        • There seems to be something else when we talk about price. After all, people willingly pay a lot more for Major League baseball than minor league. And people tend to pay more (in part because of demand) when a team is better than when it isn’t very good.

          It strikes me that, when it comes to sports, many fans have a “cost of doing business” mentality which excuses paying a lot for tickets, PSLs, beer, and many other things that shouldn’t be so expensive. They pay it because they think it helps the team win, perhaps.

          This of course transitions easily to the “cost of being a major league city” argument that all taxpayers can “benefit” from.

  5. The Rams are the only team that should’ve moved. They made their name in LA, they were stolen from LA, they belong in LA (and yes, I know they spent their first decade in Cleveland). The Raiders to Vegas and the Chargers to LA were absolutely ludicrous. Straight up rubber-room crazy. The Chargers moving, however, was the dumbest of all. What’s dumber than moving away from a rabid fanbase that loves you to a place where you have no footprint whatsoever? Moving to a place that already has a team that everyone likes better and playing in a soccer stadium.

    Anyone taking bets on how long it takes for the Chargers in LA experiment (/fiasco) to fail? Over or under 5 years?

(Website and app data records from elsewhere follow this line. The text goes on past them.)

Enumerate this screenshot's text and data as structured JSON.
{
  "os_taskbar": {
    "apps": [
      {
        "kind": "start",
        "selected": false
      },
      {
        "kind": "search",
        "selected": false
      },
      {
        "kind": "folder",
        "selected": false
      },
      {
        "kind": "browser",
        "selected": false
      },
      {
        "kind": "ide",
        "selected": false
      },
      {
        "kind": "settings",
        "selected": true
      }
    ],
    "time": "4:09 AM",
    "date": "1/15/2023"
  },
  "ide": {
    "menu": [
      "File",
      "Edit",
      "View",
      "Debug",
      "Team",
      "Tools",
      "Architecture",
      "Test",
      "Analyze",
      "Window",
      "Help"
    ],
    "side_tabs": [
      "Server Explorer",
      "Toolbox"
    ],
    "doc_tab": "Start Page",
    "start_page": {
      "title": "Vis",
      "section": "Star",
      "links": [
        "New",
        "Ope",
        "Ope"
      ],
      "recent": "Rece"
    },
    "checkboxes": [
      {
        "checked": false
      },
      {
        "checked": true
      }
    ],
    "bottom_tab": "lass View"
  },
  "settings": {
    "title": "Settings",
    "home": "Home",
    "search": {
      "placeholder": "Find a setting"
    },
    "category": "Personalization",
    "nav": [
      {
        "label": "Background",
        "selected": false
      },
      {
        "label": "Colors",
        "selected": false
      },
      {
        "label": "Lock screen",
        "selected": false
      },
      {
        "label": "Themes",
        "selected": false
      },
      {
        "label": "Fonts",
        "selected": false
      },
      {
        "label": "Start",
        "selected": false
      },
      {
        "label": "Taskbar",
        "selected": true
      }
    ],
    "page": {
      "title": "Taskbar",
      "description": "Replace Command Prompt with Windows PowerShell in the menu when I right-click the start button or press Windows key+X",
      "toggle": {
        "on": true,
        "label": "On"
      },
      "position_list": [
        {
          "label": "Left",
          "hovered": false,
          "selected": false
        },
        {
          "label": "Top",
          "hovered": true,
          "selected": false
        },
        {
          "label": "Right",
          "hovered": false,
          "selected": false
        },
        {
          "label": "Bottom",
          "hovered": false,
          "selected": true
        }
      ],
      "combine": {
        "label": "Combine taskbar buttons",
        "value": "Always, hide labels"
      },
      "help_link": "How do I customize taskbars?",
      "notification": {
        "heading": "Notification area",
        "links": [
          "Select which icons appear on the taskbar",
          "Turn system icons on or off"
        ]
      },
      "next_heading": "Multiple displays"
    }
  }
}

    • Excellent points. The only thing I can add to make it marginally more insane for them to have moved back to LA is the fact that the Chargers started there and left because no-one cared about them in LA in 1960. It was already a Rams town – something it pretty much remains at this point (the much ballyhooed Raider takeover in the 80s was a thing… but it was very much a localized thing to a particular area. And, with all due respect to the fans who supported the Raiders strongly during the 13 years they were in LA, that demographic is not one the NFL even attempts to serve any more).

      With shared revenues of, what, $300m per team (tv, merch, sundry other league initiatives/partnerships), it is unlikely that the Chargers will actually fail as a business in LA. They can remain profitable with a high payroll and literally no fans in the stadium. The problem would be that Spanos will see his asset continuing to slide further and further behind not only his landlord’s in market value, but perhaps even behind most of the smaller market teams over time.

      We don’t absolutely ‘know’ this is going to happen, of course. As noted on another thread, Don Sterling made out like a bandit by having a team no-one really cares about in LA, and as a tenant in someone else’s building. It can be done, in other words.

      I think Spanos will ultimately decide to sell the team while it is in LA. I just don’t know if it will be in 2024 when he fully realizes what trouble he has created for himself or in 2038 just as the franchise is about to become portable…

      In both he and Davis’ case, they have taken short term moves from modest markets that loved and supported them to new ones with no history, questionable support and a shiny new stadium (eventually). This is a gamble and I have my doubts that either owner will still be in the NFLOC by 2030…

      And the last point might speak to one of the main reasons the rest of the owners voted to approve these moves. I don’t think the rest of the billionaire boys club would be sad to see these two voted off the island… and they don’t mind looking like “they” made a mistake in approving these moves to get that done. After all, they can always fall back on “the application was made by the franchise owner and all our prerequisites were met… so we had no real grounds to reject the move…”

      It’s a lie, of course, but it’s a believable one…